The market for OMSs on the floors of exchanges is "limited," according to MDS execs. MDS is now pursuing upstairs listed desks. The new system, unnamed as yet, will be in production by the end of the summer, according to Lisa DeLuca, an MDS product manager. The system will allow basket as well as single stock trading and incorporate touch screen technology. The target market is small- to medium-sized broker dealers.

British FIX engine shop SolutionForge hopes to leverage its expertise in FIX engines to make a splash in the sellside OMS space. Solution Forge has sold FIX engines since 2000. Most of its 300 installs are in the U.S. That's despite the fact SolutionForge has no U.S. office! Most engines are marketed to the buyside by industry giant Advent when it sells its popular Moxy OMS.

SolutionForge now plans to market a bare bones OMS to smaller sellside shops. Some of these brokers are under pressure from their clients to accept order flow electronically. But they are unwilling to spend the big dollars necessary for a system such as BRASS. In order to drive costs down SolutionForge partnered with Microsoft.

The low-cost route meant, of course, a trade off between functionality and time-to-market, according to SolutionForge execs.

"It would've taken twice as long to build using conventional technology," said SolutionForge's Kevin Lee. SolutionForge claims to have one customer in the U.S. and one in the U.K. for the newly-christened FIX.NET Trader. SolutionForge has put a lot of emphasis on IOI (indications of interest) functionality. The vendor says it has made it easy for brokerages to direct IOIs to specific buyside desks with "easily manipulated distribution lists."

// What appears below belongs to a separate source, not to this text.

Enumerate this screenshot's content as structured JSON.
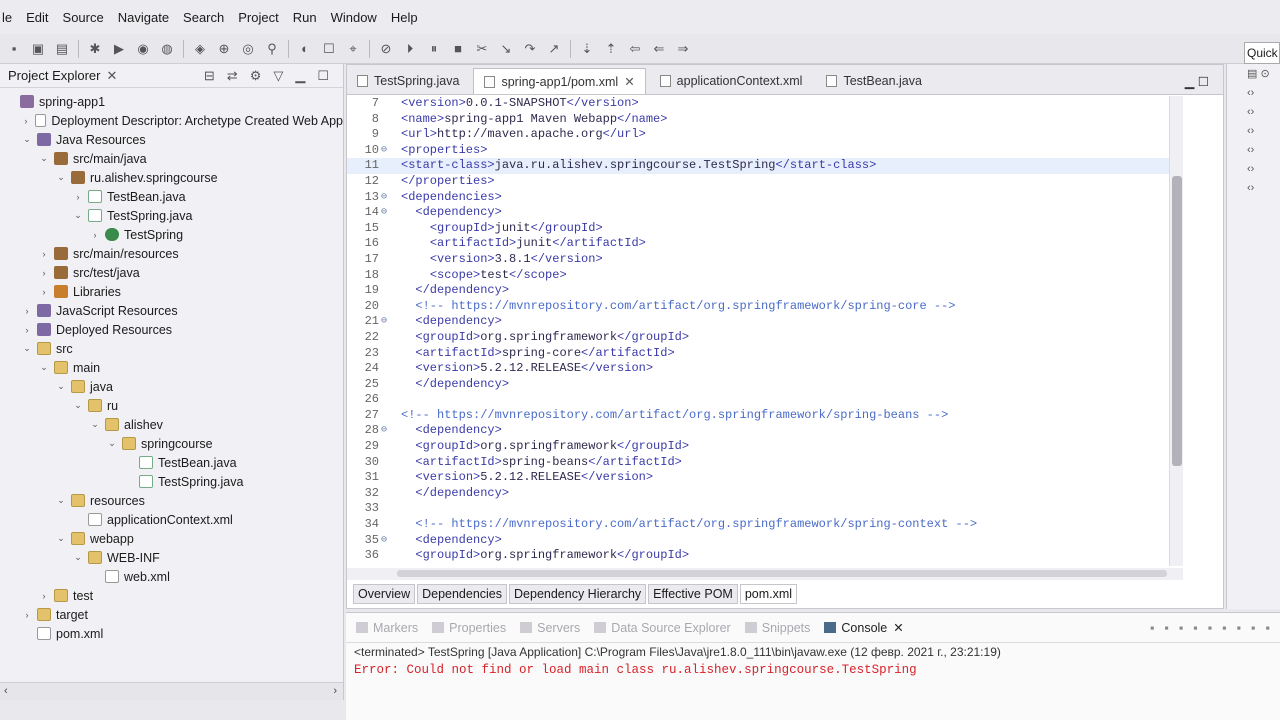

That's rather than simply broadcast the IOIs to multiple parties, many of which are unlikely to be interested.